1. No Judge or Magistrate can be compelled to answer question as to —
(i) His own conduct, or
(ii) Anything which came to his knowledge, in Court as such Judge or Magistrate,
(i) Under a special order of a superior Court, or
(ii) As regards other matters which occurred in his presence whilst he was so acting. (S. 121)
(a) A, on his trial before the Court of Session, says that a deposition was improperly taken by B, the Magistrate. Â cannot be compelled to answer questions as to this, except upon the special order of a superior Court.
(b) A is accused before the Court of Session of having given false evidence before 6, a Magistrate. Â cannot be asked what A said, except upon the special order of the superior Court.
(c) A is accused before the Court of Session of attempting to murder a police-officer whilst on his trial before B, a Sessions Judge. Â may be examined as to what occurred.
2. No person who, is or has been, married can be compelled to disclose any communication made to him during marriage by the person to whom he is or has been married. (S. 122)
S. 122 applies only to communications made during a valid marriage and the rule also applies after a marriage has been dissolved or after one of the parties has died. A communication between husband and wife, which has been heard or seen by a third person may be proved by the latter because the section only refers to the parties to the marriage.

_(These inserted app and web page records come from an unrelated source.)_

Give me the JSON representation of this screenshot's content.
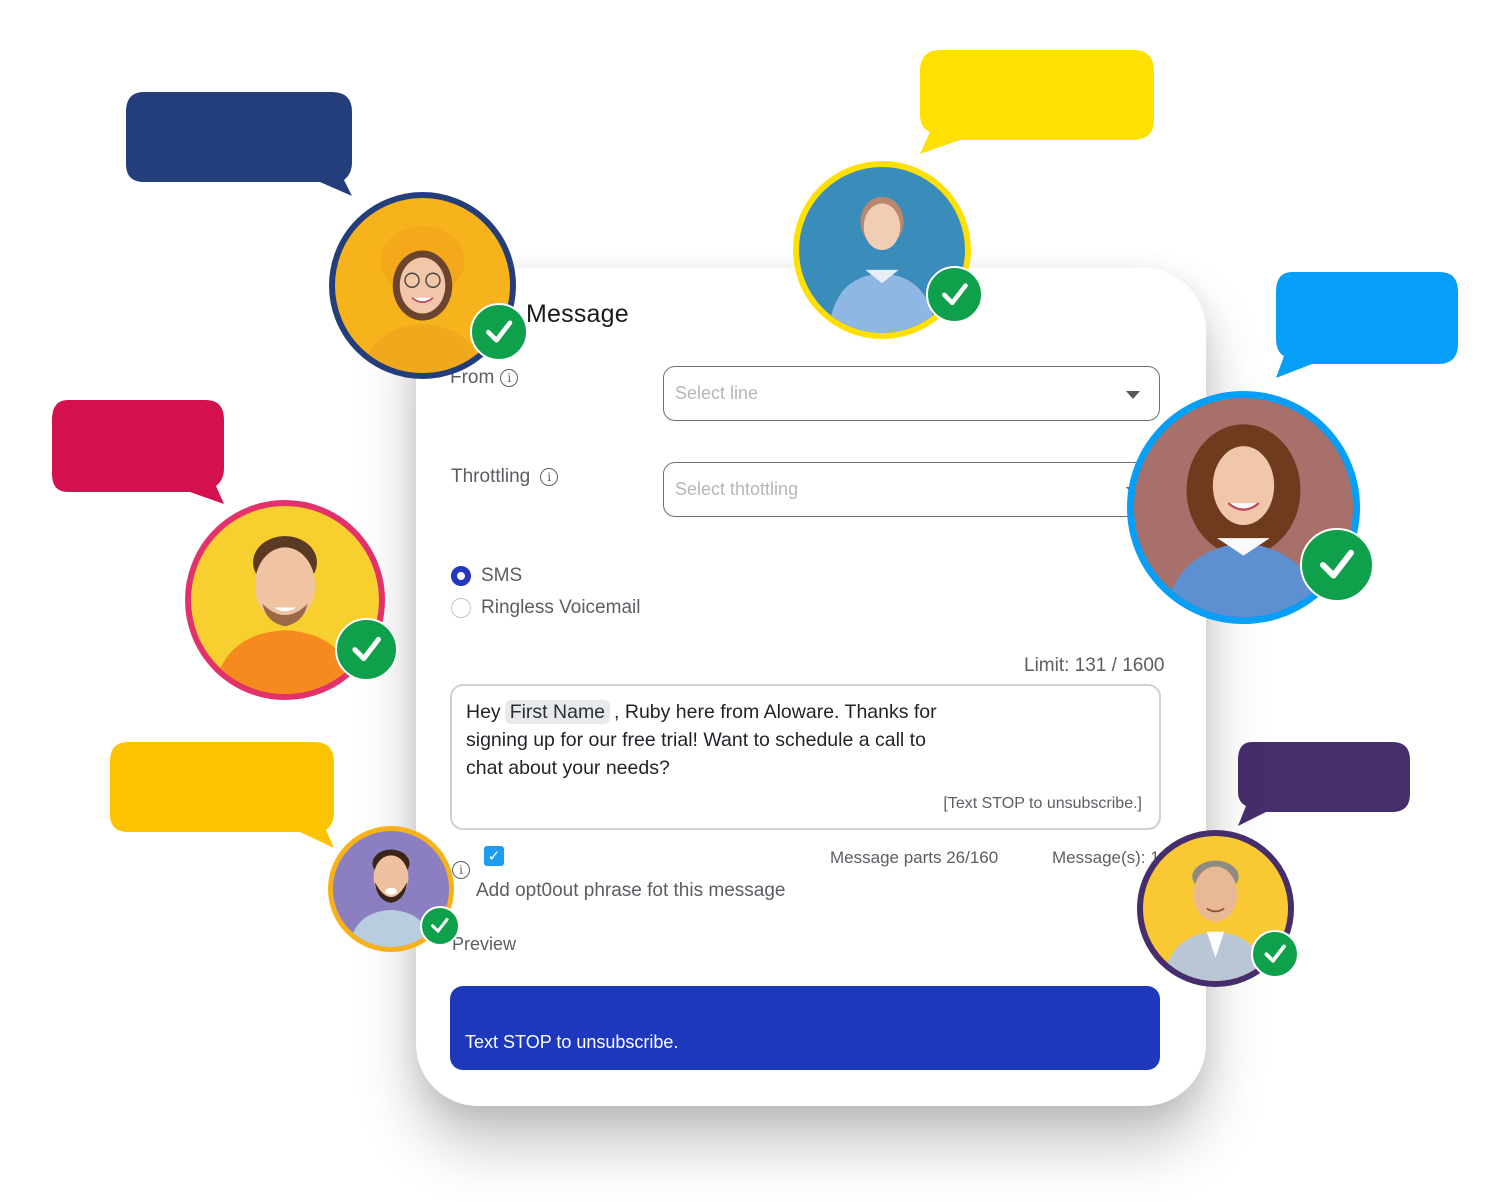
{
  "card": {
    "title": "Message",
    "from": {
      "label": "From",
      "placeholder": "Select line"
    },
    "throttling": {
      "label": "Throttling",
      "placeholder": "Select thtottling"
    },
    "channels": [
      {
        "label": "SMS",
        "selected": true
      },
      {
        "label": "Ringless Voicemail",
        "selected": false
      }
    ],
    "limit": "Limit: 131 / 1600",
    "message": {
      "greeting": "Hey",
      "variable_chip": "First Name",
      "body": ", Ruby here from Aloware. Thanks for signing up for our free trial! Want to schedule a call to chat about your needs?",
      "optout_tag": "[Text STOP to unsubscribe.]"
    },
    "optout_checkbox": {
      "checked": true,
      "label": "Add opt0out phrase fot this message"
    },
    "message_parts": "Message parts 26/160",
    "messages_count": "Message(s): 1",
    "preview": {
      "label": "Preview",
      "text": "Text STOP to unsubscribe."
    }
  },
  "decorations": {
    "check_icon_color": "#0ea04b",
    "contacts": [
      {
        "name": "contact-glasses-woman",
        "ring_color": "#243e7c",
        "bubble_color": "#243e7c",
        "bg_color": "#f6b31b",
        "verified": true
      },
      {
        "name": "contact-teen-girl",
        "ring_color": "#ffe000",
        "bubble_color": "#ffe000",
        "bg_color": "#3a8dbb",
        "verified": true
      },
      {
        "name": "contact-curly-woman",
        "ring_color": "#059ff7",
        "bubble_color": "#059ff7",
        "bg_color": "#a8706a",
        "verified": true
      },
      {
        "name": "contact-hoodie-man",
        "ring_color": "#e3316a",
        "bubble_color": "#d4104f",
        "bg_color": "#f7cf2f",
        "verified": true
      },
      {
        "name": "contact-bearded-man",
        "ring_color": "#f8b219",
        "bubble_color": "#fcc300",
        "bg_color": "#8b7fc1",
        "verified": true
      },
      {
        "name": "contact-grey-hair-man",
        "ring_color": "#462e6d",
        "bubble_color": "#462e6d",
        "bg_color": "#f9c934",
        "verified": true
      }
    ]
  }
}
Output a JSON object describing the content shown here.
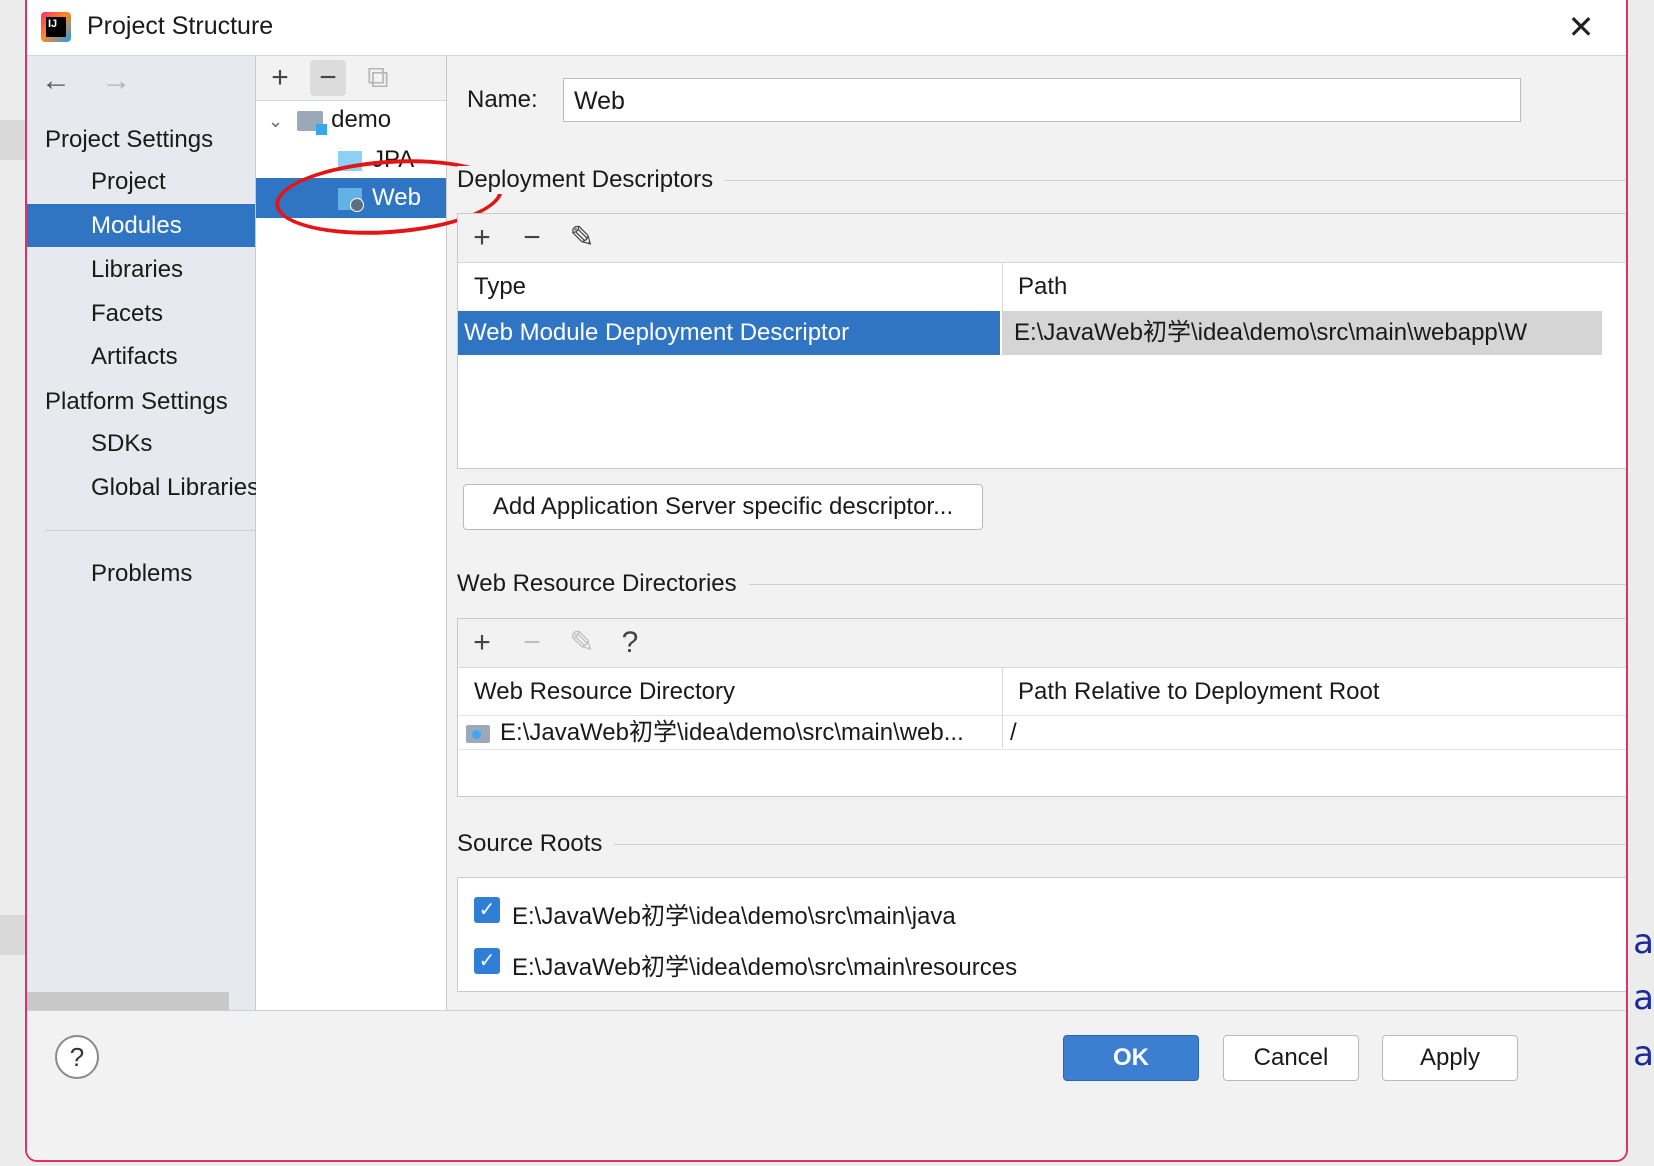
{
  "window": {
    "title": "Project Structure",
    "close_icon": "close-icon"
  },
  "nav": {
    "back_icon": "←",
    "forward_icon": "→",
    "project_settings_header": "Project Settings",
    "project_items": [
      "Project",
      "Modules",
      "Libraries",
      "Facets",
      "Artifacts"
    ],
    "platform_settings_header": "Platform Settings",
    "platform_items": [
      "SDKs",
      "Global Libraries"
    ],
    "problems": "Problems",
    "selected": "Modules"
  },
  "tree": {
    "toolbar": {
      "add": "+",
      "remove": "−",
      "copy": "⧉"
    },
    "root": "demo",
    "children": [
      "JPA",
      "Web"
    ],
    "selected": "Web"
  },
  "content": {
    "name_label": "Name:",
    "name_value": "Web",
    "deployment": {
      "title": "Deployment Descriptors",
      "columns": [
        "Type",
        "Path"
      ],
      "rows": [
        {
          "type": "Web Module Deployment Descriptor",
          "path": "E:\\JavaWeb初学\\idea\\demo\\src\\main\\webapp\\W"
        }
      ],
      "add_server_button": "Add Application Server specific descriptor..."
    },
    "web_resources": {
      "title": "Web Resource Directories",
      "columns": [
        "Web Resource Directory",
        "Path Relative to Deployment Root"
      ],
      "rows": [
        {
          "directory": "E:\\JavaWeb初学\\idea\\demo\\src\\main\\web...",
          "relative": "/"
        }
      ],
      "help_icon": "?"
    },
    "source_roots": {
      "title": "Source Roots",
      "items": [
        {
          "path": "E:\\JavaWeb初学\\idea\\demo\\src\\main\\java",
          "checked": true
        },
        {
          "path": "E:\\JavaWeb初学\\idea\\demo\\src\\main\\resources",
          "checked": true
        }
      ]
    }
  },
  "footer": {
    "help": "?",
    "ok": "OK",
    "cancel": "Cancel",
    "apply": "Apply"
  },
  "colors": {
    "selection": "#2f75c4",
    "annotation": "#e41515",
    "primary_button": "#3c7fd1"
  }
}
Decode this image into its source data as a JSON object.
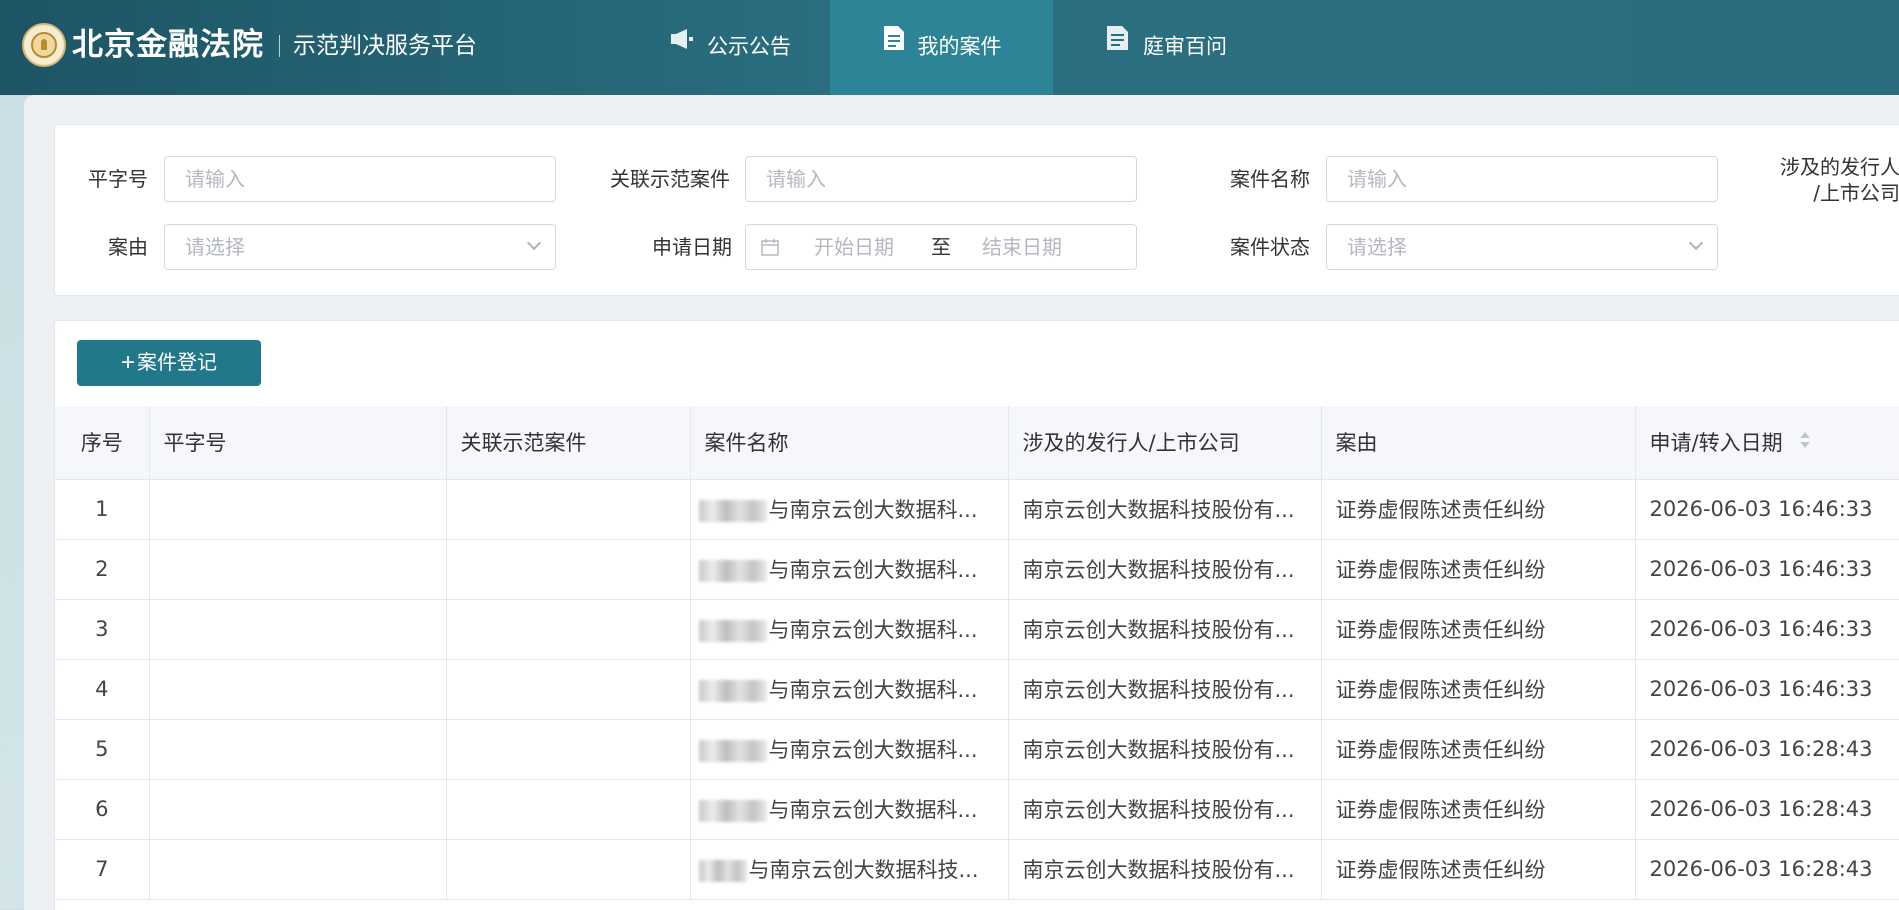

3. No public officer can be compelled to disclose communications made to him in official confidence, when he considers that the public interests would suffer by the disclosure. (S. 124).
4. No Magistrate or Police- officer can be compelled to say whence he got any information as to the commission of any offence, and no Revenue officer shall be compelled to say whence he got any information as to the commission of any offence against the public revenue. (S. 125)
5. No person taking legal advice can be compelled to disclose to the Court any confidential communication between him and his legal professional adviser.
When a person offers himself as a witness, he may be compelled to disclose any such communications necessary to be known in order to explain any evidence which he has given, but no others. (S. 129)
6. No witness who is not a party to a suit can be compelled to produce
(a) His title deeds to any property, or
(b) Any document
(i) By which he holds any property as pledgee or mortgagee, or
(ii) The production of which might tend to criminate him,—
Unless he has agreed in writing to produce them with the person seeking their production or some person through whom he claims. (S. 130)
7. No person can be compelled to produce documents in his possession, or electronic records under his control, which any other person would be entitled to refuse to produce if they were in his possession or control unless such last- mentioned person consents to their production. (S. 131)